* **What you have to do**:
Search the records that follow and extract every line containing the string "file".
===== Data under study =====
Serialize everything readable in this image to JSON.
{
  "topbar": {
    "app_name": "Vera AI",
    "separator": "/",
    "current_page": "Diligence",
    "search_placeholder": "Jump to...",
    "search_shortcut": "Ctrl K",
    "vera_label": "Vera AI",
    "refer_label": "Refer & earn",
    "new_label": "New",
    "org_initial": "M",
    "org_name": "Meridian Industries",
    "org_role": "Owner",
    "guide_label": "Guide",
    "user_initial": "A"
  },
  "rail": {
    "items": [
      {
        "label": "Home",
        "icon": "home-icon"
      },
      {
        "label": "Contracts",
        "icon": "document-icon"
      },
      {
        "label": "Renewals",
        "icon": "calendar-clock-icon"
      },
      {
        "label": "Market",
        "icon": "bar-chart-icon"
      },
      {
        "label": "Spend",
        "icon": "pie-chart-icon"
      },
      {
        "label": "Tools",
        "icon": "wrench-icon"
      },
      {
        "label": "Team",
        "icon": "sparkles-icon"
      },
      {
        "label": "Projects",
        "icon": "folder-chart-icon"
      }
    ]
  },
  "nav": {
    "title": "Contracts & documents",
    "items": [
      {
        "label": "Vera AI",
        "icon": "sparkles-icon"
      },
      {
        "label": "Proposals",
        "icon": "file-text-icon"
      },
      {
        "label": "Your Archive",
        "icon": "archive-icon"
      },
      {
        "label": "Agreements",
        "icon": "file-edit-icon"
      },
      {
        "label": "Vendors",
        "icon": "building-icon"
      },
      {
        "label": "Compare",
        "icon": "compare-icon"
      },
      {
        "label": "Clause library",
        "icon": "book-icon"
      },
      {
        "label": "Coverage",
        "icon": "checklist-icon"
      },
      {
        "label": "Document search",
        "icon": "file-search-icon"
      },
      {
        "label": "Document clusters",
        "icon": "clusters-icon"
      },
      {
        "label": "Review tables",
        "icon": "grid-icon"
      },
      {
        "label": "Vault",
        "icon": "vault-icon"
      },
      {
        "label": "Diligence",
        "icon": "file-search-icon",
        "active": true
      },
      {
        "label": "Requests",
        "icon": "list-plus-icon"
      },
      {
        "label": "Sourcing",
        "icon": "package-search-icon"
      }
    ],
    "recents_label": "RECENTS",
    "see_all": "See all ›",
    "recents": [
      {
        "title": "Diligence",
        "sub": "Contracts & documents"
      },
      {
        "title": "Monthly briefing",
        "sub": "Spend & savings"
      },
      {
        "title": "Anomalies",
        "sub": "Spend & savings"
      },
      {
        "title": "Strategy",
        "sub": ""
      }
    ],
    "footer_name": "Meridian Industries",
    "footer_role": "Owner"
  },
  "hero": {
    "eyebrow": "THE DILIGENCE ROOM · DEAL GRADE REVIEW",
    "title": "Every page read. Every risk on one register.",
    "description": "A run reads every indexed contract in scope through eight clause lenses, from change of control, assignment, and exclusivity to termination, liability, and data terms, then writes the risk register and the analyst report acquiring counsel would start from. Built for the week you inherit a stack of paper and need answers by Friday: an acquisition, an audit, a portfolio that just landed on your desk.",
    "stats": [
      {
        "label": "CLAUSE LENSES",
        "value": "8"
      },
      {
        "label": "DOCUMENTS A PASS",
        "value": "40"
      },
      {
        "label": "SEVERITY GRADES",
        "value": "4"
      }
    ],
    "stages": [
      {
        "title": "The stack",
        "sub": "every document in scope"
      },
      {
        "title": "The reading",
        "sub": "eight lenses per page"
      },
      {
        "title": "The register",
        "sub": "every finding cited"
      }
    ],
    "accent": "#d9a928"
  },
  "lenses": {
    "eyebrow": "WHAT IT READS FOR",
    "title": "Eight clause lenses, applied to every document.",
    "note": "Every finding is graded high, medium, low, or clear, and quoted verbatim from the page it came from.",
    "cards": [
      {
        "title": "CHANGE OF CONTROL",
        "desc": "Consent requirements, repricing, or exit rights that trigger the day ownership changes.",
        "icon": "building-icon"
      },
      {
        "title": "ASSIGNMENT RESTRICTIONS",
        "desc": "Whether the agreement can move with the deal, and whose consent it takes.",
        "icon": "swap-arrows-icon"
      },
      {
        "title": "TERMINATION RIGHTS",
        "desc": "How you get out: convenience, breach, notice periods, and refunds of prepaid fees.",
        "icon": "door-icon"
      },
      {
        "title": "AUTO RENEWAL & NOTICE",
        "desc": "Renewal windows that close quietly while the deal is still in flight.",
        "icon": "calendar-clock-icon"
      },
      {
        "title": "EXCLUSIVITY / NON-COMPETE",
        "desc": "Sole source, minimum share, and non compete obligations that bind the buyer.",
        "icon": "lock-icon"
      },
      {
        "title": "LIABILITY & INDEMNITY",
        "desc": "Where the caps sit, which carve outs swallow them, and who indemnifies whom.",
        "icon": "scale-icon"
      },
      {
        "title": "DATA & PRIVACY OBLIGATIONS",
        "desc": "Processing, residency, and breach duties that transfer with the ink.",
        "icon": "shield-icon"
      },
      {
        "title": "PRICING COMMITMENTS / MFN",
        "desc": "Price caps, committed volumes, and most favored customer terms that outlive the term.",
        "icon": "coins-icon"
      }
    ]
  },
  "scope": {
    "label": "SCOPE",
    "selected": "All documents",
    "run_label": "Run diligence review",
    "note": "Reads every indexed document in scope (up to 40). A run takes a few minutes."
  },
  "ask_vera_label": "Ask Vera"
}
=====
* **Output for this exercise**:
        "icon": "file-text-icon"
        "icon": "file-edit-icon"
        "icon": "file-search-icon"
        "icon": "file-search-icon",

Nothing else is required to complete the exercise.